There are ground rules: The pictures must already have been posted by the subject (a Facebook user herself), the woman must be over eighteen, and the woman must not be named (as though that will somehow protect her identity these days).
The pages (there are actually more than one) have met with an overwhelmingly enthusiastic response.
Disgusting, isn't it? My first response was: One more way to punish women for being on the internet.
But what if the tables were turned? What if some intrepid person (woman or man) was inspired to obtain pictures of attractive male Facebook users for the same purpose? Hell, for all I know, someone already has (but I'm not willing to waste an hour looking for them).
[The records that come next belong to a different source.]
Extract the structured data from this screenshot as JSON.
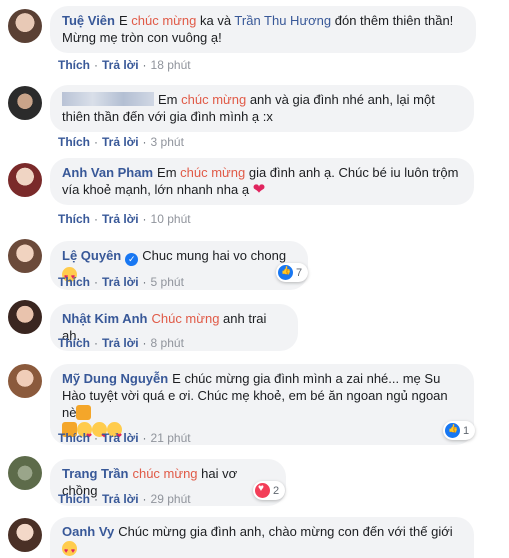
{
  "actions": {
    "like": "Thích",
    "reply": "Trả lời",
    "separator": "·"
  },
  "comments": [
    {
      "name": "Tuệ Viên",
      "text_before": "E ",
      "highlight": "chúc mừng",
      "text_after": " ka và ",
      "mention": "Trần Thu Hương",
      "text_end": " đón thêm thiên thần! Mừng mẹ tròn con vuông ạ!",
      "time": "18 phút"
    },
    {
      "name": "",
      "text_before": "Em ",
      "highlight": "chúc mừng",
      "text_after": " anh và gia đình nhé anh, lại một thiên thần đến với gia đình mình ạ :x",
      "time": "3 phút"
    },
    {
      "name": "Anh Van Pham",
      "text_before": "Em ",
      "highlight": "chúc mừng",
      "text_after": " gia đình anh ạ. Chúc bé iu luôn trộm vía khoẻ mạnh, lớn nhanh nha ạ",
      "time": "10 phút"
    },
    {
      "name": "Lệ Quyên",
      "text_before": "Chuc mung hai vo chong",
      "time": "5 phút",
      "reaction_count": "7"
    },
    {
      "name": "Nhật Kim Anh",
      "highlight": "Chúc mừng",
      "text_after": " anh trai ah.",
      "time": "8 phút"
    },
    {
      "name": "Mỹ Dung Nguyễn",
      "text_before": "E chúc mừng gia đình mình a zai nhé... mẹ Su Hào tuyệt vời quá e ơi. Chúc mẹ khoẻ, em bé ăn ngoan ngủ ngoan nè",
      "time": "21 phút",
      "reaction_count": "1"
    },
    {
      "name": "Trang Trần",
      "highlight": "chúc mừng",
      "text_after": " hai vơ chồng",
      "time": "29 phút",
      "reaction_count": "2"
    },
    {
      "name": "Oanh Vy",
      "text_before": "Chúc mừng gia đình anh, chào mừng con đến với thế giới"
    }
  ],
  "colors": {
    "name": "#385898",
    "highlight": "#e05a47",
    "bubble": "#f2f3f5"
  }
}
I had to admit that didn't bother me nearly so much, and I had to ask myself, Why not?
There is plenty of evidence that American women have taken to "objectifying" men in record numbers. Just read Jezebel or any number of popular women's magazines. Recall the kerfuffle over Jon Hamm's candid "crotch shots" last year? I have every reason to believe he found that experience just as humiliating and invasive as some Jane Doe who has already posed for and posted the pictures herself.
I'm not saying that "objectifying" people of any gender is behavior to be proud of. But we have to acknowledge it seems hard-wired in the human brain to do so. Obviously, both men and women enjoy looking at pictures of good-looking men and women in various states of deshabille. (And kittens. And babies. And food.) And we especially savor images we're not "supposed to" see.
The underlying "revenge" element in "I Love Cleavage" or similar Facebook pages is quite unpleasant, like watered-down versions of Hunter Moore's Is Anyone Up. There is an unescapable sense that these young women are being "shamed" for their sexuality. Again, I ask, Why? I assume the young women posted their own "sexy" images as a celebration of their beauty, or out of vanity, or a desire to be desired -- all, BTW, perfectly valid, healthy, and natural reasons in my opinion. So the idea that these pictures have "shaming potential" is merely a demonstration of how
I'm not saying that Facebook shouldn't address this issue with a change of policy. If enough fuss is raised, it probably will. After all, Facebook is the domain of adolescents (of all ages), whom we hypocritically claim to "protect."
If there is one thing I've learned in the last few months, it's that none of us have completely comprehended the power of social media to showcase the most base of human behavior.
Although I'm not ever going to find my mug (or